The seller also says they will include additional 1-day vulnerabilities that can use used to target Magento v1, as well as documentation and even a training video to guide would-be purchasers through the exploitation process. As Sansec noted, the provider is also committing to only sell 10 copies of the exploit, likely in an effort to ensure that exploitation of the vulnerability remains somewhat covert. As of 21 September 2020, 7 copies of the exploit have been sold.
Figure 8 — An update given from the seller ‘z3r0day’
We were able to gather additional details on the seller by leveraging our threat actor profiles, which allowed us to map out the actor’s previous activity, as well as known contact information.
An interesting point is that the seller had authored a second post on the same day that he offered the 0-day vulnerability, looking for partnership opportunities with individuals who actively target “popular” CMS platforms (with the actor listing OpenCart and Magento specifically, but indicating other platforms would be acceptable as well).
Figure 9 — A previous post from actor ‘z3r0day’ on the same date as his post regarding a Magento 0-day
Figure 10 — Previous Activity by actor ‘z3r0day’
One point to note regarding ‘z3r0day’ is that while he stipulates that he will not work with those targeting CIS countries (a relatively common practice for those operating on the Russian underground, otherwise referred to as the RuNet), he has also previously expressed that he will also not work with those targeting India, a practice that is much less common. It is unclear at this time why he has this limitation.
The actor also appears to be affiliated with the well-known ‘Allsafe’ VPS service which provides threat actors with a hosting provider which not only permits malicious activity but will also provide pre-configured servers for various malicious activity.
Currently, there exist a few intelligence gaps regarding the reporting surrounding the recent wave of Magecart-style attacks which have appeared to have targeted the Magento version 1 platform.
- While the targeting of the end-of-life Magento platform appears intentional, is this because the attacker has access to a specific and novel capability (i.e. the ‘Cardbleed’ 0-day attack), or were these platforms previously compromised by the attackers (or perhaps purchased from actors who cultivate network access)?
- Presently, there are no direct operational linkages which connect the actors conducting the attacks with the seller ‘z3r0day’ and the alleged ‘Cardbleed’ exploit.
- The actors responsible for the attacks appear to have been carrying out similar attacks prior to 15 August 2020, when the ‘Cardbleed’ exploit was offered for sale.
- The attacker has previously been shown to reuse specific TTPs and infrastructure, however it is reasonable that an attacker gaining a significant advantage would want to avoid detection as long as possible.
- The attacker may have felt compelled to act quickly and operate using infrastructure that they deemed reliable.
While it remains unclear how the actors have gained access to the targeted Magento v1 platforms, that the scope of the attack is unprecedented is without doubt.

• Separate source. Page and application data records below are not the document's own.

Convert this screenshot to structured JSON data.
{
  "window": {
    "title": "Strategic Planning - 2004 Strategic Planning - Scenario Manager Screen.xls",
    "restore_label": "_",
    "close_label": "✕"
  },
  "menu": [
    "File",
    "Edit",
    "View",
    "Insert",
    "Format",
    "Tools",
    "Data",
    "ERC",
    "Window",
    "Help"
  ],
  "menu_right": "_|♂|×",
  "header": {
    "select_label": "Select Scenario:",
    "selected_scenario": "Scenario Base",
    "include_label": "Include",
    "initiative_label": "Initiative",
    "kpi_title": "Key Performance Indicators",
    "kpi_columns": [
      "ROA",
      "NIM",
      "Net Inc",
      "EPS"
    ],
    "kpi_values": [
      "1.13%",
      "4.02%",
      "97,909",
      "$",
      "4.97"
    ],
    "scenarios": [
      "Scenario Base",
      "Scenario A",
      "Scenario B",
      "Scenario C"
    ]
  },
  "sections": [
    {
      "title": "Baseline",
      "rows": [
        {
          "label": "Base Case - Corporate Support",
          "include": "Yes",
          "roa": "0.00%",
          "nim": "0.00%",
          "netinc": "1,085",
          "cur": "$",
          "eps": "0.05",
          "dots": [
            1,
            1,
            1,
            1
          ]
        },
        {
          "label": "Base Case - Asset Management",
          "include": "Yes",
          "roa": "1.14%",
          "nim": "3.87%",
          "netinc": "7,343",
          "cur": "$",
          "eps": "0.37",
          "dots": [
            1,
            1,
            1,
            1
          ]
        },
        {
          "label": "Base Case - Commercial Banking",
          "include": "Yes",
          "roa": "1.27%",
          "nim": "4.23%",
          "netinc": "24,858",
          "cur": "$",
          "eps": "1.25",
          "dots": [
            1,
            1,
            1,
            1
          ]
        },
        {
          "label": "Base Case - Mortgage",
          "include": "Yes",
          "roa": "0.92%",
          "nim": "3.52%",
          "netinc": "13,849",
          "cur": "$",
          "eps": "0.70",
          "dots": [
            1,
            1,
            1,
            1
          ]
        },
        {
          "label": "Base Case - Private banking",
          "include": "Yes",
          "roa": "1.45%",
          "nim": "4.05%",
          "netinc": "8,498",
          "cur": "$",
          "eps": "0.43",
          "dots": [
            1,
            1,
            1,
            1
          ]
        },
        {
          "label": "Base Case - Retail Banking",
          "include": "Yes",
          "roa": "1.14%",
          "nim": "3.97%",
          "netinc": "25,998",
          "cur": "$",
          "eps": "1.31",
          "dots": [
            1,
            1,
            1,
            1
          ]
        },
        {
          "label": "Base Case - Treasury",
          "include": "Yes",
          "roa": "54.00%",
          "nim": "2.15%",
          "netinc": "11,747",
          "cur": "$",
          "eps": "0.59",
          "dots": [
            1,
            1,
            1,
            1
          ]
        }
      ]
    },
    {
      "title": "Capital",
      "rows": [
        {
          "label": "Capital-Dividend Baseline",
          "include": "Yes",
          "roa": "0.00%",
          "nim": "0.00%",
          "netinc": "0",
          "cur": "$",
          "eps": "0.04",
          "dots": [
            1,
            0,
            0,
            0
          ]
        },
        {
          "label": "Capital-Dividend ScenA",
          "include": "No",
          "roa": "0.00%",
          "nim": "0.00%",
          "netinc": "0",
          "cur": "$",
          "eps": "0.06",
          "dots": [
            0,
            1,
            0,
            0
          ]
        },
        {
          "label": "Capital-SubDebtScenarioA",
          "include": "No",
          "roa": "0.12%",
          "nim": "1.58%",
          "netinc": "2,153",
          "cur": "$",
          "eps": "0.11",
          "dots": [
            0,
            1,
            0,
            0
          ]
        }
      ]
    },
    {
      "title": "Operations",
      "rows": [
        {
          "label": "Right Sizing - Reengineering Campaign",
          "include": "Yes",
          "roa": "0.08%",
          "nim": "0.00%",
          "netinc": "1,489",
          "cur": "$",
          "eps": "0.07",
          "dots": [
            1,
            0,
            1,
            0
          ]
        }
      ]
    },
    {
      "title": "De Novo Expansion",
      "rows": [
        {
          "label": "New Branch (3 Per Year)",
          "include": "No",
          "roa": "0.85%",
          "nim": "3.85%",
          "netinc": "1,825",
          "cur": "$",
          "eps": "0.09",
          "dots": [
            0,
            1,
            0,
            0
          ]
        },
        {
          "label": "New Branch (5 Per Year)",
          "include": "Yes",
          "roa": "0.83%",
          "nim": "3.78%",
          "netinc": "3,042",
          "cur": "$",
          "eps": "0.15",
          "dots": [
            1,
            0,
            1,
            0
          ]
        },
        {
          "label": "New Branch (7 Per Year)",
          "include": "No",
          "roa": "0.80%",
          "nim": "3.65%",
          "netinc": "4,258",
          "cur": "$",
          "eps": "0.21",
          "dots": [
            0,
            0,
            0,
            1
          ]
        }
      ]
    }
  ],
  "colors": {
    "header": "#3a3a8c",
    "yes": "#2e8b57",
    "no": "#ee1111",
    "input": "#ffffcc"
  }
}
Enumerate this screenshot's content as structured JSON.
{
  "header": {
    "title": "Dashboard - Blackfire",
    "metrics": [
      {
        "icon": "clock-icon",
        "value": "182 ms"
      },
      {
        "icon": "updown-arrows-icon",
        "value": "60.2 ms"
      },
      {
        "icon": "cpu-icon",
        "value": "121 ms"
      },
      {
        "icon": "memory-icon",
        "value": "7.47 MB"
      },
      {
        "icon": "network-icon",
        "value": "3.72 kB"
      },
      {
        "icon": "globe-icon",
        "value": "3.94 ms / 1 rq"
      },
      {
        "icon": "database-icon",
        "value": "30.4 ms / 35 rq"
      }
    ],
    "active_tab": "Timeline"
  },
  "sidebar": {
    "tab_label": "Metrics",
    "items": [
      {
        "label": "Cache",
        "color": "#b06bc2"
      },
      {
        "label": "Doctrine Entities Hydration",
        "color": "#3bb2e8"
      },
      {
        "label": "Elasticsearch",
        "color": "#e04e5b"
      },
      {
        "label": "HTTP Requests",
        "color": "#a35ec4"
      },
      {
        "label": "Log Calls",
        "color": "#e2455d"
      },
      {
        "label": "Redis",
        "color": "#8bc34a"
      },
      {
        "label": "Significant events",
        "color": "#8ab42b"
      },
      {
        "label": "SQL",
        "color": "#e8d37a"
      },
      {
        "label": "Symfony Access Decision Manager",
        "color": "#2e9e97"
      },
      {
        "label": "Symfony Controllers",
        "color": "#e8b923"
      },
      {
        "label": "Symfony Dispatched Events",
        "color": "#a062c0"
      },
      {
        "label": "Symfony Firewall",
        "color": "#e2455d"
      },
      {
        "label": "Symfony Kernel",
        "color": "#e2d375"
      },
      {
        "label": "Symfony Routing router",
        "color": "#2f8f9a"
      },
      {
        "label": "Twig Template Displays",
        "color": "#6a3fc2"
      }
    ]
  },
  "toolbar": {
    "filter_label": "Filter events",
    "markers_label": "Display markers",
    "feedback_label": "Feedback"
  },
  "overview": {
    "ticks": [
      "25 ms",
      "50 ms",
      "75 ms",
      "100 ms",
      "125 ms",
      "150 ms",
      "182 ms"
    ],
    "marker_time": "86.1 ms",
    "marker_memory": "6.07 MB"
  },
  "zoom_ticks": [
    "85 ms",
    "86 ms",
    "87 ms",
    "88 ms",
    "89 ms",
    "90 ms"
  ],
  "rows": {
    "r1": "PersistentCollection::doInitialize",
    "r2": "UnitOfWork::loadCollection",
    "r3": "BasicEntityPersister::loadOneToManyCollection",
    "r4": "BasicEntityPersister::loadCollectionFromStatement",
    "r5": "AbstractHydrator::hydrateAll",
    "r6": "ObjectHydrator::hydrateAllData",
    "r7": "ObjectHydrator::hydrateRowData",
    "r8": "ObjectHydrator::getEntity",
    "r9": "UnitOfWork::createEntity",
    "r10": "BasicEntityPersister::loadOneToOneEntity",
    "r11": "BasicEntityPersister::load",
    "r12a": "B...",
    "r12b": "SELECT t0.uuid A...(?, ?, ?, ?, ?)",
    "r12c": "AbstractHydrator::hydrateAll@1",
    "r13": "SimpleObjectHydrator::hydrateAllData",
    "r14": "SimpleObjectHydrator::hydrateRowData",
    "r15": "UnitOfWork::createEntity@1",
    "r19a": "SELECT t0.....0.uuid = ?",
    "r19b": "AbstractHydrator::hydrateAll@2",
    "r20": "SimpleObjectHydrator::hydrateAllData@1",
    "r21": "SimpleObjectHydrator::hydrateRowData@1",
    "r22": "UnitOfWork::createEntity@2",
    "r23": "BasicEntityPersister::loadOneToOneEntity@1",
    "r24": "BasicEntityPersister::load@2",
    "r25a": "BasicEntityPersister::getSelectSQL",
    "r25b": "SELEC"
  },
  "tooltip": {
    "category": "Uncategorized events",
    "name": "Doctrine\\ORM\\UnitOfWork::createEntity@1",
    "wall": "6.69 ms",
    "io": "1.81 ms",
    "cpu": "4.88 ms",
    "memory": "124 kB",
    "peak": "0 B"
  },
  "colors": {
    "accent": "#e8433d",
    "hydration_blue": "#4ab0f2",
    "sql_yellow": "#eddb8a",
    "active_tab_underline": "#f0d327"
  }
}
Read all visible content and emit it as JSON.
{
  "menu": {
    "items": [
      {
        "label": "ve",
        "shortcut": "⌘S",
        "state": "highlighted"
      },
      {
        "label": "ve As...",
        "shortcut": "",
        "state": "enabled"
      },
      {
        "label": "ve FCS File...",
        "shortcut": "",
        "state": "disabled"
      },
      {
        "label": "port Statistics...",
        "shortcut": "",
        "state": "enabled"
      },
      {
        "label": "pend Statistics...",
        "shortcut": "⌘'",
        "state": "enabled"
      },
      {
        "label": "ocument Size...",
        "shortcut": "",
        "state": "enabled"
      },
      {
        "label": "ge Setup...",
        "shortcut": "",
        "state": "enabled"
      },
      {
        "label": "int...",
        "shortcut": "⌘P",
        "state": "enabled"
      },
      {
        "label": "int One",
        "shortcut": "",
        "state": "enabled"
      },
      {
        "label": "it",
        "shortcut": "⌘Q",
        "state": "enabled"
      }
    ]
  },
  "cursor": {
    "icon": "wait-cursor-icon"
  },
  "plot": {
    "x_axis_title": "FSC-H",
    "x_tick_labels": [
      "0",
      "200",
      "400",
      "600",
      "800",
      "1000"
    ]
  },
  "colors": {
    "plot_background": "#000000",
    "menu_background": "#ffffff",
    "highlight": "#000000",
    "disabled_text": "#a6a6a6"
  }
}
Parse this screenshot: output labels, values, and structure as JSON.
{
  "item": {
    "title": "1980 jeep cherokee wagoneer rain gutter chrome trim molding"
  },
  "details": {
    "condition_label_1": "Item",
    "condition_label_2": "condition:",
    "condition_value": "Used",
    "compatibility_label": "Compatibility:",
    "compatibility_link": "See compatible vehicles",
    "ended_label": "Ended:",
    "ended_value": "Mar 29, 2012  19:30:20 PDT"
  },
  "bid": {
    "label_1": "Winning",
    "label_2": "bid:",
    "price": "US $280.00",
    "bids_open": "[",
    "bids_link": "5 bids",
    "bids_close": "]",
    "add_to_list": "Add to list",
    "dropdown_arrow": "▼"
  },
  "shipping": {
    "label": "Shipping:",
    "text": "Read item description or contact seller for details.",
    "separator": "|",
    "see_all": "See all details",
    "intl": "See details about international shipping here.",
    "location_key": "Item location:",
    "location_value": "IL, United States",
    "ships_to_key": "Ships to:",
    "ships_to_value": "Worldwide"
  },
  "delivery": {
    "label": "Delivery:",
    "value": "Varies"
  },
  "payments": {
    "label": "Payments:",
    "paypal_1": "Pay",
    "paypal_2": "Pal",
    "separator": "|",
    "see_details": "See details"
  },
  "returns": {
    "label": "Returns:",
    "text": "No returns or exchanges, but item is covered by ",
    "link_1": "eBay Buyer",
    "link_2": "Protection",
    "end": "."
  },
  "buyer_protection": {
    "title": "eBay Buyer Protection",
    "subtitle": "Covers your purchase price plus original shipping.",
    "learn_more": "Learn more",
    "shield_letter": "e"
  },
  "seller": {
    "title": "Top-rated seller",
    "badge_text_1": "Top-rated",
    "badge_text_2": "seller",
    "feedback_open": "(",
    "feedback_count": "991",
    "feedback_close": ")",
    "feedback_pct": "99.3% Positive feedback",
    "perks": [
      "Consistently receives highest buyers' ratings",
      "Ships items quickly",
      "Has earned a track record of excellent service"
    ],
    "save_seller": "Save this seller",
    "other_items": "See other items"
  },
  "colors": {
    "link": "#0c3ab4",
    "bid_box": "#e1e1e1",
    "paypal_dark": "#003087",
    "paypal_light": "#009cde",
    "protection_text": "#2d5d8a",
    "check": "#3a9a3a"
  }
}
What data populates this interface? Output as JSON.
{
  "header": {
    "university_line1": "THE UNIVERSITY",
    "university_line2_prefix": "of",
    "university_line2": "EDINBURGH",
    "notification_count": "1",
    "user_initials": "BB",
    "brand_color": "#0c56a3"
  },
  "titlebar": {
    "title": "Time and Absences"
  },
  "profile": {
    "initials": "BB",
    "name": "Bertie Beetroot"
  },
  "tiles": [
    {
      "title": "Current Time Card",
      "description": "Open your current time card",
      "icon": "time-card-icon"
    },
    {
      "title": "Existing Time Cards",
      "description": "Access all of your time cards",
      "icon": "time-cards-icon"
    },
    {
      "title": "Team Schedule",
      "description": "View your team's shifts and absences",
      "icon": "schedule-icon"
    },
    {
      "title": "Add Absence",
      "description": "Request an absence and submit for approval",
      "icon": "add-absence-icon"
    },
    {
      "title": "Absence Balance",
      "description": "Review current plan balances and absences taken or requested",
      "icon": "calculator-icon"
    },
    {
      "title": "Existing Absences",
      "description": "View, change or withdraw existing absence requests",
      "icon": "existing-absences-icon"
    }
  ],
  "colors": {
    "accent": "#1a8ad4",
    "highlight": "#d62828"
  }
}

However, such radical escalation on the part of the attackers is unsurprising given the continued growth in online retailing, especially with the continued reliance on it by many as a result of the COVID-19 pandemic.
However, perhaps more important is the fact that with Magento version 1 being rendered obsolete, any vulnerabilities discovered in the platform will remain unpatched. This is further complicated by the extremely large base of legacy users who remain on the EOL version for various reasons.
As a result, it is highly likely that some exploit developers and attackers will focus their efforts on the EOL version specifically. This will result in companies which choose to operate on the legacy version exposing themselves to increased targeting by financially motivated threat actors, and potentially exposing their clients to increased risk of fraud.
Clients of King & Union will find all of our research available in the Avalon platform in the Cyborg Security group!
For our full list of Indicators of Compromise, visit our blog here.